##### RECORDS SUPPLIED

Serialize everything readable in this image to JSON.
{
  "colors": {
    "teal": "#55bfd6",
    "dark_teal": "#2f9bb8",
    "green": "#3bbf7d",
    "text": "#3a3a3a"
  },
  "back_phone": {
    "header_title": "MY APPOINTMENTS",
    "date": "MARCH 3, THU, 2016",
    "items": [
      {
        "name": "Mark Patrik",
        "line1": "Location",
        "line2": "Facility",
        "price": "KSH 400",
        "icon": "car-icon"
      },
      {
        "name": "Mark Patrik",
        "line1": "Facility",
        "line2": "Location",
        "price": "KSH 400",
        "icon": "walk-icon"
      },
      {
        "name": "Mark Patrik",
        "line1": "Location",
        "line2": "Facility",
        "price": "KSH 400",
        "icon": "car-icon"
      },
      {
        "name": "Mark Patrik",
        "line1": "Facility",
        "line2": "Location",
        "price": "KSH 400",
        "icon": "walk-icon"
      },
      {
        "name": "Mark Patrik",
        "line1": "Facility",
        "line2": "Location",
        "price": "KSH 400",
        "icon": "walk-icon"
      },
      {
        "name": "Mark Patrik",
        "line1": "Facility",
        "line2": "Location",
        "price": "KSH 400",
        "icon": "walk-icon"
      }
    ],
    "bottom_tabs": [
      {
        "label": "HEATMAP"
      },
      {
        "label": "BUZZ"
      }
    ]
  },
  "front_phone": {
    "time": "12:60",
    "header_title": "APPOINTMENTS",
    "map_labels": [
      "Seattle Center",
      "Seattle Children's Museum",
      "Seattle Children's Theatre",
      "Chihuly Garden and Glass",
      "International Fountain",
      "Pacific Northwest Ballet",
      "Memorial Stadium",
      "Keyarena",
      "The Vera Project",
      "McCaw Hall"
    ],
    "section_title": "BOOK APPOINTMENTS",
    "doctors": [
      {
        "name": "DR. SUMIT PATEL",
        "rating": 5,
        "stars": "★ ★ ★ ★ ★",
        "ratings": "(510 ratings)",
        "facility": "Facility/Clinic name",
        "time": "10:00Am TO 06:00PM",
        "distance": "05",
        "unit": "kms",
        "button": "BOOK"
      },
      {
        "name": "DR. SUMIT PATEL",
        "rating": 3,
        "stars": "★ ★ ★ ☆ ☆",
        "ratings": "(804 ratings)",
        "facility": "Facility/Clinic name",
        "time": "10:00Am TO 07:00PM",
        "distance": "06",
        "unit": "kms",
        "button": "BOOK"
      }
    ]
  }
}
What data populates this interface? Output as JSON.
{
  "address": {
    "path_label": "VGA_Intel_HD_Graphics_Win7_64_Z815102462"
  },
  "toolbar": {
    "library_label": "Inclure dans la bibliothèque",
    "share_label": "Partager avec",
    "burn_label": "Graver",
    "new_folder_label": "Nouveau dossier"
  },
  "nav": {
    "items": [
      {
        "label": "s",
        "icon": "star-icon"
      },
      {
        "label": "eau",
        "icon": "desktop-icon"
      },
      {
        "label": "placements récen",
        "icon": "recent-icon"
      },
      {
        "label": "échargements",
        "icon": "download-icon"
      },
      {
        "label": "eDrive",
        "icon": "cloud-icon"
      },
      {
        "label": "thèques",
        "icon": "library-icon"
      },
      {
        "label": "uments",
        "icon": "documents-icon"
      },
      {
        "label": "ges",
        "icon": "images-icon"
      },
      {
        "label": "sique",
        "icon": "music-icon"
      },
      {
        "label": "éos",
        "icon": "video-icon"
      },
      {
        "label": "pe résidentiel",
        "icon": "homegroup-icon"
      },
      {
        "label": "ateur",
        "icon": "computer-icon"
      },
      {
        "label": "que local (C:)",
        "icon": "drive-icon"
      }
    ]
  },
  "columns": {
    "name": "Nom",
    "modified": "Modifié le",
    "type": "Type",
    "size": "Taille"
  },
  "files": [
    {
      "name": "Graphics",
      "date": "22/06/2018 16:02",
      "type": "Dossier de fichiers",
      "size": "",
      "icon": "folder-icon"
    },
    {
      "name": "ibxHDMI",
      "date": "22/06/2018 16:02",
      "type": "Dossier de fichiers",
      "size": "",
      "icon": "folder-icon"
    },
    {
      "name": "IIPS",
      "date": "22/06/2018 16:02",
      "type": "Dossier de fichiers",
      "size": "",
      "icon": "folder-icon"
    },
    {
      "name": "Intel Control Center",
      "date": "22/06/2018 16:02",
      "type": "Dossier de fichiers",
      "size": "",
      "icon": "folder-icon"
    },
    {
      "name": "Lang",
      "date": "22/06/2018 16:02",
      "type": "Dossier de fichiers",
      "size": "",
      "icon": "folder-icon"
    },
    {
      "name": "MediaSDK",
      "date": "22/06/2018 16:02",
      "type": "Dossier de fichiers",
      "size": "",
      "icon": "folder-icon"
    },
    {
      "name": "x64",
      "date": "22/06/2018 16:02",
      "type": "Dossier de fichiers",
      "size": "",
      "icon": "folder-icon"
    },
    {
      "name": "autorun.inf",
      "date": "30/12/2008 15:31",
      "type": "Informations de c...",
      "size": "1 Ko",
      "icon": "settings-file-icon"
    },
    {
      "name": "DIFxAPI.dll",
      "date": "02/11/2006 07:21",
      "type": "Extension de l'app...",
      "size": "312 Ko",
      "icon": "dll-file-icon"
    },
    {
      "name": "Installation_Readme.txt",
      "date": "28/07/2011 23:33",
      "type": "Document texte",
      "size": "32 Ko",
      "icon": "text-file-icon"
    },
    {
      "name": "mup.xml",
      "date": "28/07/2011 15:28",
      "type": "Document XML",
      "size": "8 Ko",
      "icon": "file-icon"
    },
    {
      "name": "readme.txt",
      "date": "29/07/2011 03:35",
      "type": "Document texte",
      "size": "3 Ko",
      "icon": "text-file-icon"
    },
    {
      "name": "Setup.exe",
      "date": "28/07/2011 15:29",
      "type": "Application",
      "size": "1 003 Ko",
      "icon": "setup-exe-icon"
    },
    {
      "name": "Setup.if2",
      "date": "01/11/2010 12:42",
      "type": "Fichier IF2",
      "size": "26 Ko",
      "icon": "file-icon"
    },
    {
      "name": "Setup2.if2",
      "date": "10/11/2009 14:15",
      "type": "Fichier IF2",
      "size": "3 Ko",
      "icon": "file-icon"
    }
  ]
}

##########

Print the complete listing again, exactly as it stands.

Serialize everything readable in this image to JSON.
{
  "colors": {
    "teal": "#55bfd6",
    "dark_teal": "#2f9bb8",
    "green": "#3bbf7d",
    "text": "#3a3a3a"
  },
  "back_phone": {
    "header_title": "MY APPOINTMENTS",
    "date": "MARCH 3, THU, 2016",
    "items": [
      {
        "name": "Mark Patrik",
        "line1": "Location",
        "line2": "Facility",
        "price": "KSH 400",
        "icon": "car-icon"
      },
      {
        "name": "Mark Patrik",
        "line1": "Facility",
        "line2": "Location",
        "price": "KSH 400",
        "icon": "walk-icon"
      },
      {
        "name": "Mark Patrik",
        "line1": "Location",
        "line2": "Facility",
        "price": "KSH 400",
        "icon": "car-icon"
      },
      {
        "name": "Mark Patrik",
        "line1": "Facility",
        "line2": "Location",
        "price": "KSH 400",
        "icon": "walk-icon"
      },
      {
        "name": "Mark Patrik",
        "line1": "Facility",
        "line2": "Location",
        "price": "KSH 400",
        "icon": "walk-icon"
      },
      {
        "name": "Mark Patrik",
        "line1": "Facility",
        "line2": "Location",
        "price": "KSH 400",
        "icon": "walk-icon"
      }
    ],
    "bottom_tabs": [
      {
        "label": "HEATMAP"
      },
      {
        "label": "BUZZ"
      }
    ]
  },
  "front_phone": {
    "time": "12:60",
    "header_title": "APPOINTMENTS",
    "map_labels": [
      "Seattle Center",
      "Seattle Children's Museum",
      "Seattle Children's Theatre",
      "Chihuly Garden and Glass",
      "International Fountain",
      "Pacific Northwest Ballet",
      "Memorial Stadium",
      "Keyarena",
      "The Vera Project",
      "McCaw Hall"
    ],
    "section_title": "BOOK APPOINTMENTS",
    "doctors": [
      {
        "name": "DR. SUMIT PATEL",
        "rating": 5,
        "stars": "★ ★ ★ ★ ★",
        "ratings": "(510 ratings)",
        "facility": "Facility/Clinic name",
        "time": "10:00Am TO 06:00PM",
        "distance": "05",
        "unit": "kms",
        "button": "BOOK"
      },
      {
        "name": "DR. SUMIT PATEL",
        "rating": 3,
        "stars": "★ ★ ★ ☆ ☆",
        "ratings": "(804 ratings)",
        "facility": "Facility/Clinic name",
        "time": "10:00Am TO 07:00PM",
        "distance": "06",
        "unit": "kms",
        "button": "BOOK"
      }
    ]
  }
}
What data populates this interface? Output as JSON.
{
  "address": {
    "path_label": "VGA_Intel_HD_Graphics_Win7_64_Z815102462"
  },
  "toolbar": {
    "library_label": "Inclure dans la bibliothèque",
    "share_label": "Partager avec",
    "burn_label": "Graver",
    "new_folder_label": "Nouveau dossier"
  },
  "nav": {
    "items": [
      {
        "label": "s",
        "icon": "star-icon"
      },
      {
        "label": "eau",
        "icon": "desktop-icon"
      },
      {
        "label": "placements récen",
        "icon": "recent-icon"
      },
      {
        "label": "échargements",
        "icon": "download-icon"
      },
      {
        "label": "eDrive",
        "icon": "cloud-icon"
      },
      {
        "label": "thèques",
        "icon": "library-icon"
      },
      {
        "label": "uments",
        "icon": "documents-icon"
      },
      {
        "label": "ges",
        "icon": "images-icon"
      },
      {
        "label": "sique",
        "icon": "music-icon"
      },
      {
        "label": "éos",
        "icon": "video-icon"
      },
      {
        "label": "pe résidentiel",
        "icon": "homegroup-icon"
      },
      {
        "label": "ateur",
        "icon": "computer-icon"
      },
      {
        "label": "que local (C:)",
        "icon": "drive-icon"
      }
    ]
  },
  "columns": {
    "name": "Nom",
    "modified": "Modifié le",
    "type": "Type",
    "size": "Taille"
  },
  "files": [
    {
      "name": "Graphics",
      "date": "22/06/2018 16:02",
      "type": "Dossier de fichiers",
      "size": "",
      "icon": "folder-icon"
    },
    {
      "name": "ibxHDMI",
      "date": "22/06/2018 16:02",
      "type": "Dossier de fichiers",
      "size": "",
      "icon": "folder-icon"
    },
    {
      "name": "IIPS",
      "date": "22/06/2018 16:02",
      "type": "Dossier de fichiers",
      "size": "",
      "icon": "folder-icon"
    },
    {
      "name": "Intel Control Center",
      "date": "22/06/2018 16:02",
      "type": "Dossier de fichiers",
      "size": "",
      "icon": "folder-icon"
    },
    {
      "name": "Lang",
      "date": "22/06/2018 16:02",
      "type": "Dossier de fichiers",
      "size": "",
      "icon": "folder-icon"
    },
    {
      "name": "MediaSDK",
      "date": "22/06/2018 16:02",
      "type": "Dossier de fichiers",
      "size": "",
      "icon": "folder-icon"
    },
    {
      "name": "x64",
      "date": "22/06/2018 16:02",
      "type": "Dossier de fichiers",
      "size": "",
      "icon": "folder-icon"
    },
    {
      "name": "autorun.inf",
      "date": "30/12/2008 15:31",
      "type": "Informations de c...",
      "size": "1 Ko",
      "icon": "settings-file-icon"
    },
    {
      "name": "DIFxAPI.dll",
      "date": "02/11/2006 07:21",
      "type": "Extension de l'app...",
      "size": "312 Ko",
      "icon": "dll-file-icon"
    },
    {
      "name": "Installation_Readme.txt",
      "date": "28/07/2011 23:33",
      "type": "Document texte",
      "size": "32 Ko",
      "icon": "text-file-icon"
    },
    {
      "name": "mup.xml",
      "date": "28/07/2011 15:28",
      "type": "Document XML",
      "size": "8 Ko",
      "icon": "file-icon"
    },
    {
      "name": "readme.txt",
      "date": "29/07/2011 03:35",
      "type": "Document texte",
      "size": "3 Ko",
      "icon": "text-file-icon"
    },
    {
      "name": "Setup.exe",
      "date": "28/07/2011 15:29",
      "type": "Application",
      "size": "1 003 Ko",
      "icon": "setup-exe-icon"
    },
    {
      "name": "Setup.if2",
      "date": "01/11/2010 12:42",
      "type": "Fichier IF2",
      "size": "26 Ko",
      "icon": "file-icon"
    },
    {
      "name": "Setup2.if2",
      "date": "10/11/2009 14:15",
      "type": "Fichier IF2",
      "size": "3 Ko",
      "icon": "file-icon"
    }
  ]
}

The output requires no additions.